Clashes, Sniper Fire as Iraqi Forces Fight for Town

Clashes, Sniper Fire as Iraqi Forces Fight for Town

Iraqi soldiers and police backed by helicopters and tanks on Monday battled militants for control of a northern town that has repeatedly changed hands in recent days, officials said.

Militants on Thursday took part of Sulaiman Bek and nearby areas in Salaheddin province, north of Baghdad, setting off a cycle of clashes with security forces.

Accounts of the death toll vary, but officials say that dozens of people have been killed, including security personnel, militants and civilians.

Local official Talib al-Bayati told AFP on Monday that security forces had succeeded in regaining control of Sulaiman Bek and surrounding areas.

But another official, Shallal Abdul Baban, said that only about 60 percent of the area was back in government hands.

Baban said security forces were advancing slowly, searching house by house, and that there were sporadic clashes as well as sniper fire from militants.

After initially seizing territory on Thursday, militants were pushed back the following day.

But security forces then withdrew for unknown reasons, Bayati said, and the militants regained control of part of the town on Saturday and later made further gains.

The situation in Sulaiman Bek is a small-scale version of the crisis playing out in the mostly Sunni Anbar province west of Baghdad, where anti-government fighters have held the city of Fallujah and part of Ramadi for weeks.

The takeovers in Anbar mark the first time anti-government forces have exercised such open control in major cities since the bloody insurgency that followed the US-led invasion of 2003.

More than 370,000 people may have been displaced by the Anbar violence, according to the United Nations.

Sulaiman Bek has been hit by numerous attacks over the past year, and was briefly seized by militants in late April.

In July, some 150 militants struck with mortar rounds, rocket-propelled grenades and automatic weapons, and executed 14 Shiite truck drivers on a nearby highway.

Violence in Iraq has reached a level not seen since 2008, when the country was just emerging from a period of brutal sectarian killings.

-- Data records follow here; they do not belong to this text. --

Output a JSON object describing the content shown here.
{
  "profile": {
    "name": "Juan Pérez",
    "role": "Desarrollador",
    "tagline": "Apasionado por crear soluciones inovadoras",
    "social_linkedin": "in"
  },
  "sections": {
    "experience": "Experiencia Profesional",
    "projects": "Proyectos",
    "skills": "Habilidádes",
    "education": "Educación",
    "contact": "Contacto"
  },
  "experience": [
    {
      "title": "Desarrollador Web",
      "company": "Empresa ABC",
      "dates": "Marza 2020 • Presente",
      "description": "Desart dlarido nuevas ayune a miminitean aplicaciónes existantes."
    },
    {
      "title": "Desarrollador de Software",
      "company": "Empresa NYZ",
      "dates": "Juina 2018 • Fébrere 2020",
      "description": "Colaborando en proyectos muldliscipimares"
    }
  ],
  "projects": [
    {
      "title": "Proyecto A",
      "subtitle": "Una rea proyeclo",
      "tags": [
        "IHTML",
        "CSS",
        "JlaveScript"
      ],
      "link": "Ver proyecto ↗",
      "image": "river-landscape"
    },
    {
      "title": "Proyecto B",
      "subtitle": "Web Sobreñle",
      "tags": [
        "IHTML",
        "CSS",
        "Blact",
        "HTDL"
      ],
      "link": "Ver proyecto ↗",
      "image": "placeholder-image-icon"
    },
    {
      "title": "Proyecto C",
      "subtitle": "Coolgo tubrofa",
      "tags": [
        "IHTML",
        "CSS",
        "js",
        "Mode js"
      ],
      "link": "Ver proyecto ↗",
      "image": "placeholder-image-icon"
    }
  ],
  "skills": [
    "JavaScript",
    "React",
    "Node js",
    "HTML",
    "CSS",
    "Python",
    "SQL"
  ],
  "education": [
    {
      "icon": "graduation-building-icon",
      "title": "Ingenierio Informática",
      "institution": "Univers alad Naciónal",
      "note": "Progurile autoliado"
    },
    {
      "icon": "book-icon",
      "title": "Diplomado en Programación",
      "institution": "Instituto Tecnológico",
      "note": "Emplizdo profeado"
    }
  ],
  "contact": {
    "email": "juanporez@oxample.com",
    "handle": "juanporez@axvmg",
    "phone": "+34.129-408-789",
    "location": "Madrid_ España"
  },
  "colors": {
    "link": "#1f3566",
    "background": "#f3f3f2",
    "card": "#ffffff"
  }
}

Foreign leaders have urged the Shiite-led government to do more to reach out to the disaffected Sunni Arab minority to undercut support for militants.

But Prime Minister Nuri al-Maliki has taken a hard line ahead of a general election scheduled for April.